• [Your task] Pictures aside, repeat every entry exactly.

• [Data]
------------------------------------

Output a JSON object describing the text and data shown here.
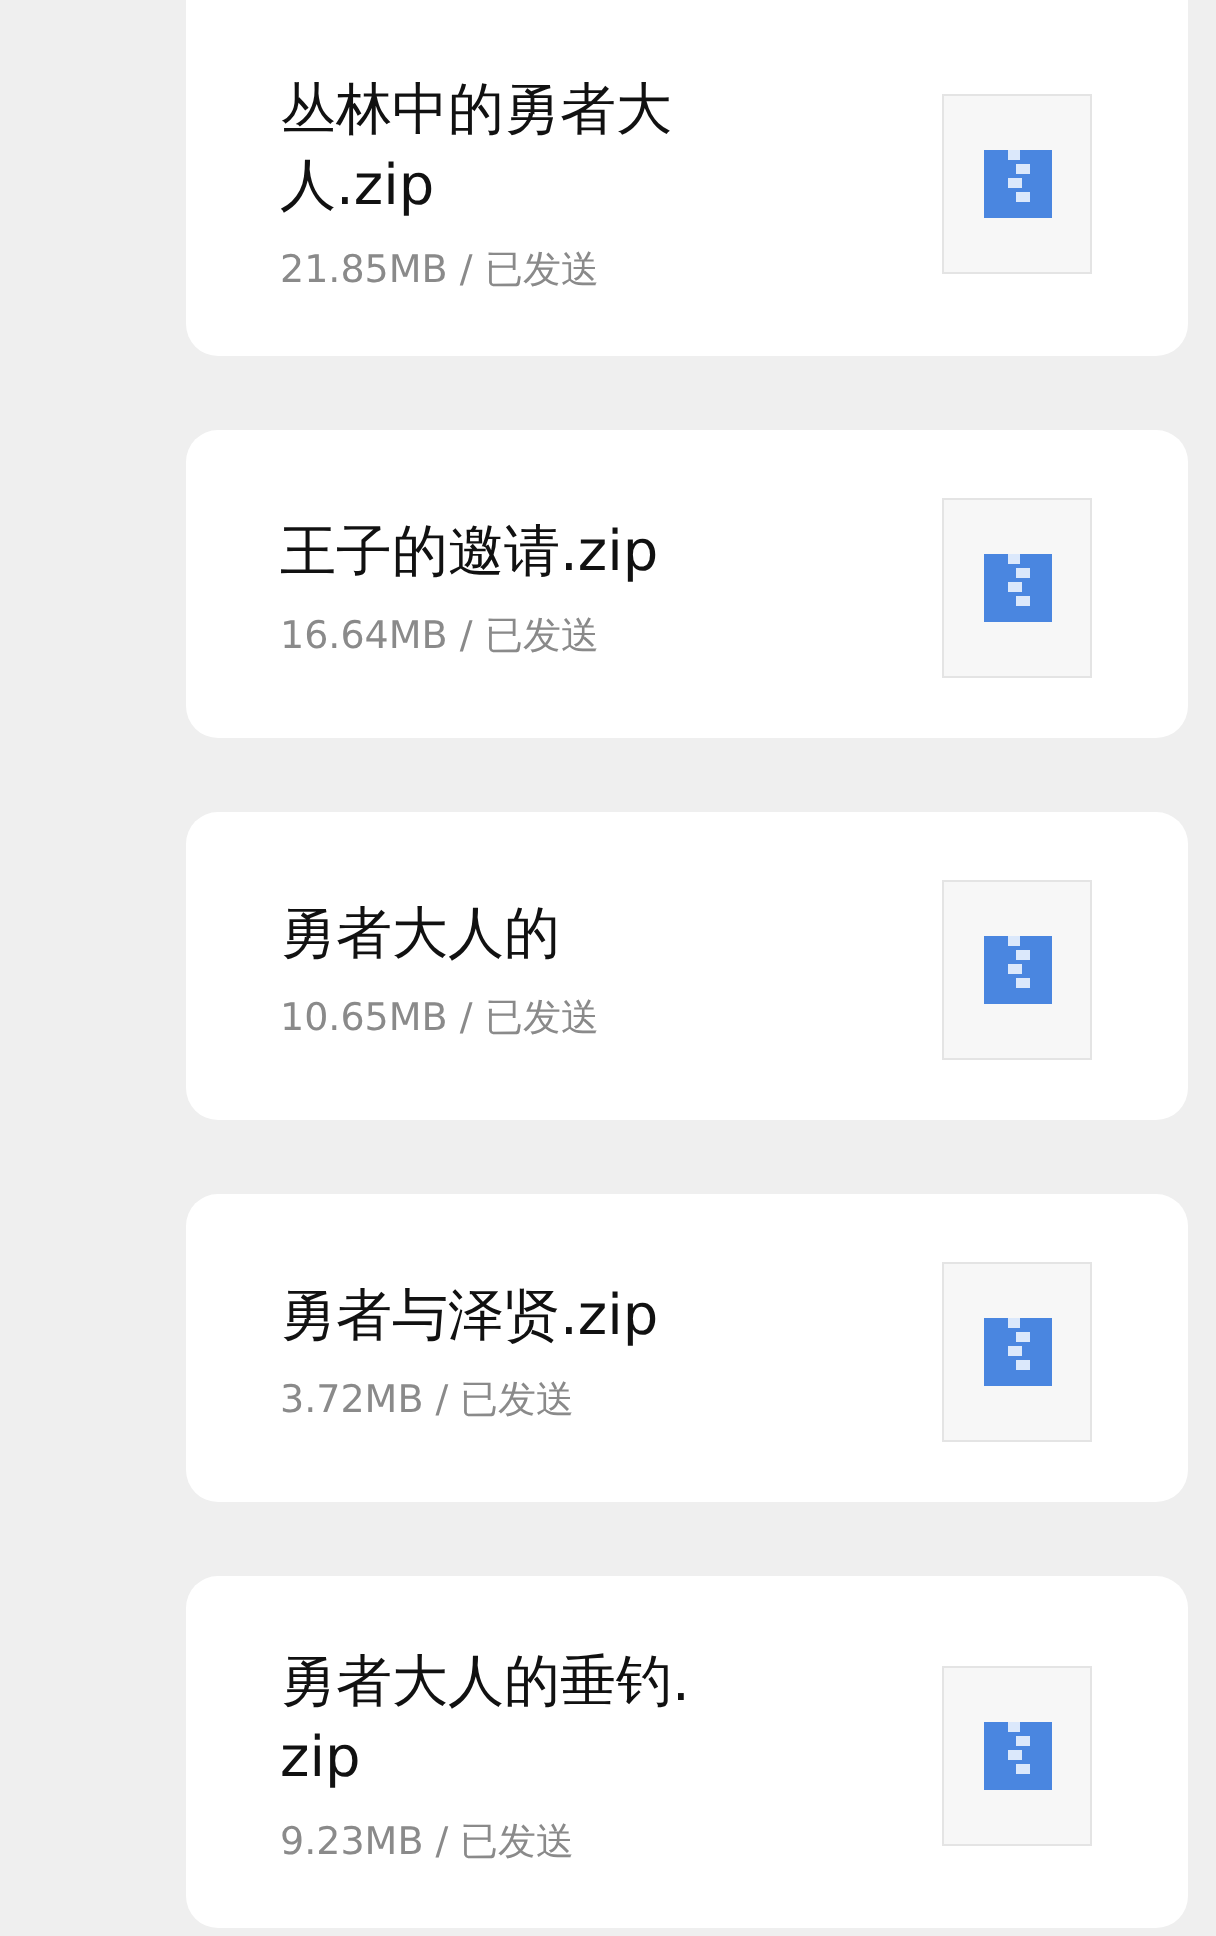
{
  "files": [
    {
      "name": "丛林中的勇者大人.zip",
      "meta": "21.85MB / 已发送"
    },
    {
      "name": "王子的邀请.zip",
      "meta": "16.64MB / 已发送"
    },
    {
      "name": "勇者大人的",
      "meta": "10.65MB / 已发送"
    },
    {
      "name": "勇者与泽贤.zip",
      "meta": "3.72MB / 已发送"
    },
    {
      "name": "勇者大人的垂钓.zip",
      "meta": "9.23MB / 已发送"
    }
  ]
}
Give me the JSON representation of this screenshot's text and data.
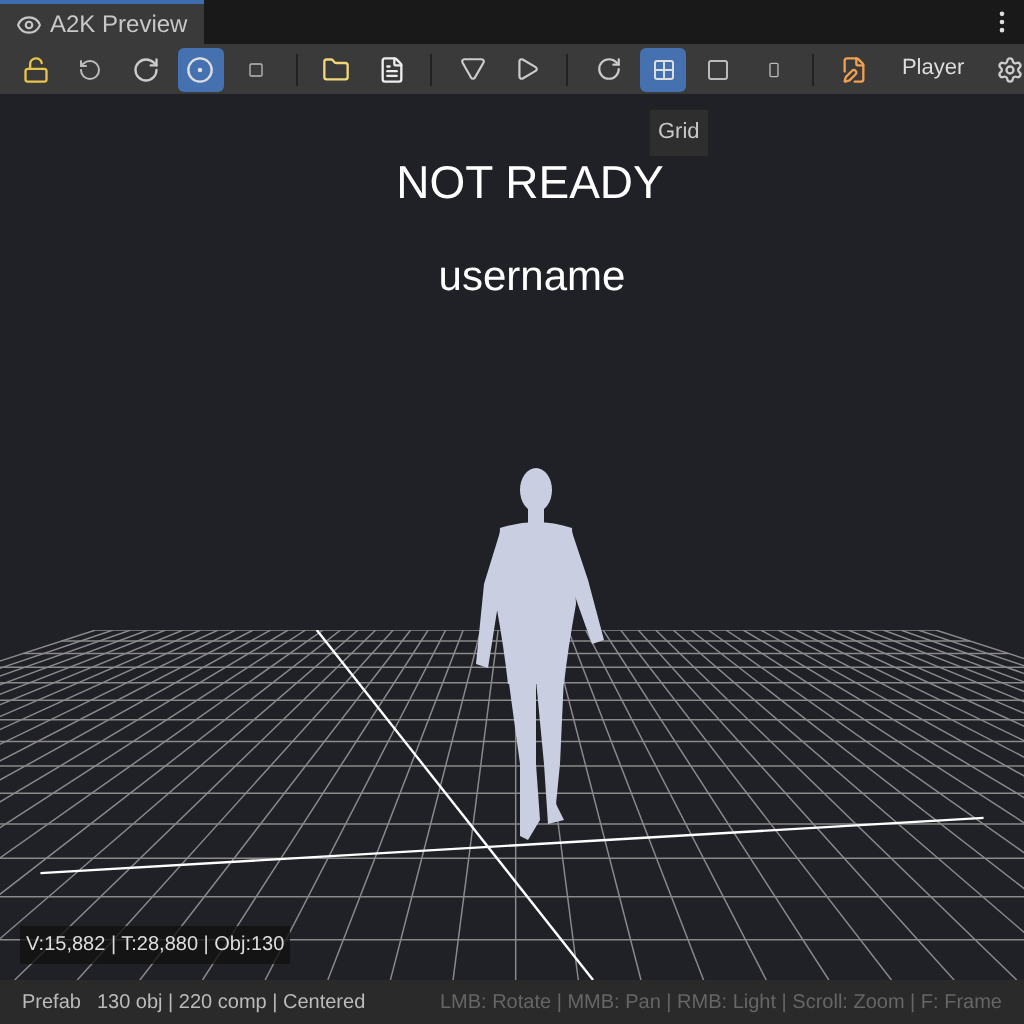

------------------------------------

• [Task result]
Output a JSON object describing the text and data shown here.
{
  "files": [
    {
      "name": "丛林中的勇者大人.zip",
      "meta": "21.85MB / 已发送"
    },
    {
      "name": "王子的邀请.zip",
      "meta": "16.64MB / 已发送"
    },
    {
      "name": "勇者大人的",
      "meta": "10.65MB / 已发送"
    },
    {
      "name": "勇者与泽贤.zip",
      "meta": "3.72MB / 已发送"
    },
    {
      "name": "勇者大人的垂钓.zip",
      "meta": "9.23MB / 已发送"
    }
  ]
}
Give me the JSON representation of this screenshot's text and data.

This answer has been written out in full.